Search the listing below for the word "time" and return each line that contains it.

(Data to examine begins)

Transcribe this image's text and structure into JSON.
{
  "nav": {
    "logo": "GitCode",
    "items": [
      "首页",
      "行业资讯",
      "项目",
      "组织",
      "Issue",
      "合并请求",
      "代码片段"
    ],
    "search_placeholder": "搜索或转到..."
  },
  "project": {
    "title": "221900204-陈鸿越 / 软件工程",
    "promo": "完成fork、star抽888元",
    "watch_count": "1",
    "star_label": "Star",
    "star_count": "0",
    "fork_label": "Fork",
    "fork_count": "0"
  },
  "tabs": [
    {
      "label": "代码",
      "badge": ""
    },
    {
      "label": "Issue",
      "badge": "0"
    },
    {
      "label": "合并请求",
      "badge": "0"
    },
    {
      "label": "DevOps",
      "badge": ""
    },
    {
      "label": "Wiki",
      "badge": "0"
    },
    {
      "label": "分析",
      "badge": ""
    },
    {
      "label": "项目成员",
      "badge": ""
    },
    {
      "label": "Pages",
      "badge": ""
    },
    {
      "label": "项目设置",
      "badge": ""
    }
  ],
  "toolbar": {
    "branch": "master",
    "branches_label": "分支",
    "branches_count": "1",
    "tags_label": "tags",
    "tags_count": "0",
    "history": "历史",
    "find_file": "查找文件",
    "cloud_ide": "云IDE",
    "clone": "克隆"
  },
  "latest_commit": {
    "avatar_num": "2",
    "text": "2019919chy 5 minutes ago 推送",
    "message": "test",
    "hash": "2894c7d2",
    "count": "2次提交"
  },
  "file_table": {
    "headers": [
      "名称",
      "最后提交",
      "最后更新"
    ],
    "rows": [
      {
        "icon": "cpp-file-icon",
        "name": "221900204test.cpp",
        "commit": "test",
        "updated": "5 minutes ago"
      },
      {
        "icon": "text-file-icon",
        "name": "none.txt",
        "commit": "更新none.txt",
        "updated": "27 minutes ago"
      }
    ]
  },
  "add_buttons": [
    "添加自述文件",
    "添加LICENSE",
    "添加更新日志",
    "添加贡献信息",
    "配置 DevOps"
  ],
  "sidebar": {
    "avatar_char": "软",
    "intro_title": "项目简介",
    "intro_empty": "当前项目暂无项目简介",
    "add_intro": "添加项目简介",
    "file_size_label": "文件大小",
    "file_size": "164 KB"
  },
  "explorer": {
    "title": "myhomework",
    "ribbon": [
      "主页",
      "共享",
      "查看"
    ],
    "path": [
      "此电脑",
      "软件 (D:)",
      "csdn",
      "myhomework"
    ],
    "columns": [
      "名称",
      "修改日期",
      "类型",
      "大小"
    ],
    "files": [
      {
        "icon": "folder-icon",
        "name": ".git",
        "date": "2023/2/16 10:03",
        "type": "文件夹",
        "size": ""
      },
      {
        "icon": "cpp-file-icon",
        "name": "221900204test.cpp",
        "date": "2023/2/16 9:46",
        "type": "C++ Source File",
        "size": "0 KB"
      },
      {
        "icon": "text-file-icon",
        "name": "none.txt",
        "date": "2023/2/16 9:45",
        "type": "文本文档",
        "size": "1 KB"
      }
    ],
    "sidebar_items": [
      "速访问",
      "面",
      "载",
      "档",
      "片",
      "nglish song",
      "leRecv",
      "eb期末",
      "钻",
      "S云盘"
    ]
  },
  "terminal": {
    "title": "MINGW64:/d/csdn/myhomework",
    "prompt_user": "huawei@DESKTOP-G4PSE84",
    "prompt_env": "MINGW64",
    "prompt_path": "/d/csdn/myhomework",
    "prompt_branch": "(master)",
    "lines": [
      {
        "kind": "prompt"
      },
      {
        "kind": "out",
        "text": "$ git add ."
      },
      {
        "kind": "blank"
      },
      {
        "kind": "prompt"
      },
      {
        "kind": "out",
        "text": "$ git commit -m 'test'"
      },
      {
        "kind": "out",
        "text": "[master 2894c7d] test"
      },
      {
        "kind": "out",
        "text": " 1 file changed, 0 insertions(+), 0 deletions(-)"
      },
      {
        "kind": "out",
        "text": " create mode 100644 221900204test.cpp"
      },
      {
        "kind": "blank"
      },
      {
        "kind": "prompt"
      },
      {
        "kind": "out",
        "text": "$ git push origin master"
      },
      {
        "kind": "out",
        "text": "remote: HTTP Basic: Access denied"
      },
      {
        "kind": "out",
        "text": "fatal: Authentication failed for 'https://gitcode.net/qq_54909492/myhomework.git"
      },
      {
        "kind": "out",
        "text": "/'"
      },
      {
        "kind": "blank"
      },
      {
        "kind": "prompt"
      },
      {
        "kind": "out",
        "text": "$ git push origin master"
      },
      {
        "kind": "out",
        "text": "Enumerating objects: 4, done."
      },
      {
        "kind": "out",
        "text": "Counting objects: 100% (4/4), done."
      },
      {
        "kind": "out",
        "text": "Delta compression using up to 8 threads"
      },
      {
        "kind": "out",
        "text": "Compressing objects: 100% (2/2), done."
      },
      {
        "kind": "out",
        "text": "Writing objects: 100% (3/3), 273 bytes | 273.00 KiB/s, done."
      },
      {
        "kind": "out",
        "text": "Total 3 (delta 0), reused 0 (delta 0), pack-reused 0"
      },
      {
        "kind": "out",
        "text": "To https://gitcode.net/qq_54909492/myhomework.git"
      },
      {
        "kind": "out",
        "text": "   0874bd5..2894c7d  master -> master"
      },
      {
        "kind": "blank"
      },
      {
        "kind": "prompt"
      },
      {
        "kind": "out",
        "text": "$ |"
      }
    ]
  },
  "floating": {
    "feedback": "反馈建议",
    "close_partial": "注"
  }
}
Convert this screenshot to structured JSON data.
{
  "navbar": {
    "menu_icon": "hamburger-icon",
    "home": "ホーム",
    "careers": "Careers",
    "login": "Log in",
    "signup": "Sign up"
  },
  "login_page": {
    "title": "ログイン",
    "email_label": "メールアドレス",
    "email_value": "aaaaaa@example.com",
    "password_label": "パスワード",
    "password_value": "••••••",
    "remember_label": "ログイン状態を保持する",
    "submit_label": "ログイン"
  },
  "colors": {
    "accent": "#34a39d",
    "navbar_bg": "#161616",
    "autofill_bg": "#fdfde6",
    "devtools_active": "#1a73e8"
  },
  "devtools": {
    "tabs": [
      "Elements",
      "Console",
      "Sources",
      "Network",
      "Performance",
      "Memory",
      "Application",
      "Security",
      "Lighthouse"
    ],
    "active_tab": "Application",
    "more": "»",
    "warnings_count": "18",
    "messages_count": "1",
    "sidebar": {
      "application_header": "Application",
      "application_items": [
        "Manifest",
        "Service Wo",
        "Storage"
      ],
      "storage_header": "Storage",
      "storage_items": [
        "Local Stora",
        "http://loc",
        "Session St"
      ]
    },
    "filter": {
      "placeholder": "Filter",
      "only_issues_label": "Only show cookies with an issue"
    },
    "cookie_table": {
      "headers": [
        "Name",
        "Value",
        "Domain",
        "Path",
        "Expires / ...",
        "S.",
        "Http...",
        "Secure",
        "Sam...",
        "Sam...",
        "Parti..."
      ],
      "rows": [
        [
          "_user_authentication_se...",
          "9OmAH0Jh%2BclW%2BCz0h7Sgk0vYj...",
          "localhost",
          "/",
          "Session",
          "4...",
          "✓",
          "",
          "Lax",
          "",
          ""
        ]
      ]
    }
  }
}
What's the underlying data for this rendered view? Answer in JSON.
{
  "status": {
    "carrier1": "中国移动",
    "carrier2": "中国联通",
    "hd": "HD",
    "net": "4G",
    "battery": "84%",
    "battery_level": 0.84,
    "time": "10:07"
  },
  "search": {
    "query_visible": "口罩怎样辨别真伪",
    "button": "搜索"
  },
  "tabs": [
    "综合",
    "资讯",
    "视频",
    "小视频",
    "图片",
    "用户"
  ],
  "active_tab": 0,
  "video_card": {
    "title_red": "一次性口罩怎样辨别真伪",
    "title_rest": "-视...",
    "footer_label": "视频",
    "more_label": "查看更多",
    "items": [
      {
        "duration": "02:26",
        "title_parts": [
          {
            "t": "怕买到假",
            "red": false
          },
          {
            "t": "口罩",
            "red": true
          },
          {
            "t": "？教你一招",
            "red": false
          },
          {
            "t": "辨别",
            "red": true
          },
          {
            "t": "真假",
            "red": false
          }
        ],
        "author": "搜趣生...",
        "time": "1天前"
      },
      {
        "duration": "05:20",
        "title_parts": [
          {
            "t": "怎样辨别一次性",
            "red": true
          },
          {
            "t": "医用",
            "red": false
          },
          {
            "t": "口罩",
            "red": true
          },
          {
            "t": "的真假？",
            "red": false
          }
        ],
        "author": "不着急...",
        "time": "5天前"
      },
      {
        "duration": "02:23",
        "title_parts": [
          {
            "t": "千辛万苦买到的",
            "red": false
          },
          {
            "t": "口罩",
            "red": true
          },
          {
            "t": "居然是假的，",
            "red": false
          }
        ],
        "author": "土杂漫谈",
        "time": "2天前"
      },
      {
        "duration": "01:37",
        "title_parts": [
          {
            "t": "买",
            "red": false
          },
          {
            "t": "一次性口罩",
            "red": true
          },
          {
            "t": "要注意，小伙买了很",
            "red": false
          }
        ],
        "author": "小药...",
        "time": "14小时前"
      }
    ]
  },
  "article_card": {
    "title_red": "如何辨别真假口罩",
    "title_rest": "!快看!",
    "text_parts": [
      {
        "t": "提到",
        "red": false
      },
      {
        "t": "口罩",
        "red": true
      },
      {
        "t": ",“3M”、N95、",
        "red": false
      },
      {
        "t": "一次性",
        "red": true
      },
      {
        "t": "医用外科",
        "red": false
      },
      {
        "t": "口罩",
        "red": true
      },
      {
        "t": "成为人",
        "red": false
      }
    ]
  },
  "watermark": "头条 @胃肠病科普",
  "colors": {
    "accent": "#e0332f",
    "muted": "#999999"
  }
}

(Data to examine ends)

## Result for this task
    "time": "10:07"
        "time": "1天前"
        "time": "5天前"
        "time": "2天前"
        "time": "14小时前"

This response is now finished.